- _WORK REQUIRED_: Return the data exactly, apart from leaving out the pictures.
· · · ·
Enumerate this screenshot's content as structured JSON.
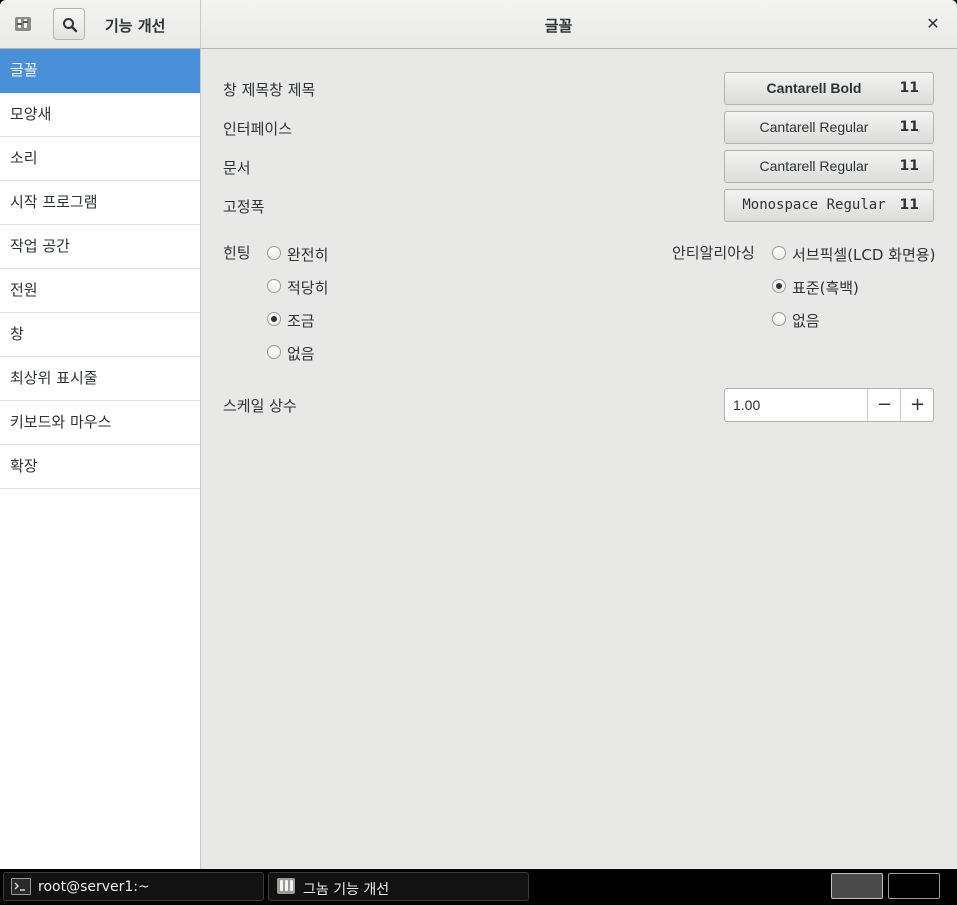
{
  "header": {
    "app_title": "기능 개선",
    "page_title": "글꼴",
    "close_symbol": "✕"
  },
  "sidebar": {
    "items": [
      {
        "label": "글꼴",
        "selected": true
      },
      {
        "label": "모양새"
      },
      {
        "label": "소리"
      },
      {
        "label": "시작 프로그램"
      },
      {
        "label": "작업 공간"
      },
      {
        "label": "전원"
      },
      {
        "label": "창"
      },
      {
        "label": "최상위 표시줄"
      },
      {
        "label": "키보드와 마우스"
      },
      {
        "label": "확장"
      }
    ]
  },
  "fonts": {
    "rows": [
      {
        "label": "창 제목창 제목",
        "font": "Cantarell Bold",
        "size": "11"
      },
      {
        "label": "인터페이스",
        "font": "Cantarell Regular",
        "size": "11"
      },
      {
        "label": "문서",
        "font": "Cantarell Regular",
        "size": "11"
      },
      {
        "label": "고정폭",
        "font": "Monospace Regular",
        "size": "11"
      }
    ]
  },
  "hinting": {
    "label": "힌팅",
    "options": [
      "완전히",
      "적당히",
      "조금",
      "없음"
    ],
    "selected": "조금"
  },
  "antialiasing": {
    "label": "안티알리아싱",
    "options": [
      "서브픽셀(LCD 화면용)",
      "표준(흑백)",
      "없음"
    ],
    "selected": "표준(흑백)"
  },
  "scale": {
    "label": "스케일 상수",
    "value": "1.00",
    "minus": "−",
    "plus": "+"
  },
  "taskbar": {
    "tasks": [
      "root@server1:~",
      "그놈 기능 개선"
    ]
  },
  "colors": {
    "selection": "#4a90d9",
    "window_bg": "#e8e8e7",
    "taskbar_bg": "#000000"
  }
}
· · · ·
- _YOUR RESPONSE_:
Enumerate this screenshot's content as structured JSON.
{
  "header": {
    "app_title": "기능 개선",
    "page_title": "글꼴",
    "close_symbol": "✕"
  },
  "sidebar": {
    "items": [
      {
        "label": "글꼴",
        "selected": true
      },
      {
        "label": "모양새"
      },
      {
        "label": "소리"
      },
      {
        "label": "시작 프로그램"
      },
      {
        "label": "작업 공간"
      },
      {
        "label": "전원"
      },
      {
        "label": "창"
      },
      {
        "label": "최상위 표시줄"
      },
      {
        "label": "키보드와 마우스"
      },
      {
        "label": "확장"
      }
    ]
  },
  "fonts": {
    "rows": [
      {
        "label": "창 제목창 제목",
        "font": "Cantarell Bold",
        "size": "11"
      },
      {
        "label": "인터페이스",
        "font": "Cantarell Regular",
        "size": "11"
      },
      {
        "label": "문서",
        "font": "Cantarell Regular",
        "size": "11"
      },
      {
        "label": "고정폭",
        "font": "Monospace Regular",
        "size": "11"
      }
    ]
  },
  "hinting": {
    "label": "힌팅",
    "options": [
      "완전히",
      "적당히",
      "조금",
      "없음"
    ],
    "selected": "조금"
  },
  "antialiasing": {
    "label": "안티알리아싱",
    "options": [
      "서브픽셀(LCD 화면용)",
      "표준(흑백)",
      "없음"
    ],
    "selected": "표준(흑백)"
  },
  "scale": {
    "label": "스케일 상수",
    "value": "1.00",
    "minus": "−",
    "plus": "+"
  },
  "taskbar": {
    "tasks": [
      "root@server1:~",
      "그놈 기능 개선"
    ]
  },
  "colors": {
    "selection": "#4a90d9",
    "window_bg": "#e8e8e7",
    "taskbar_bg": "#000000"
  }
}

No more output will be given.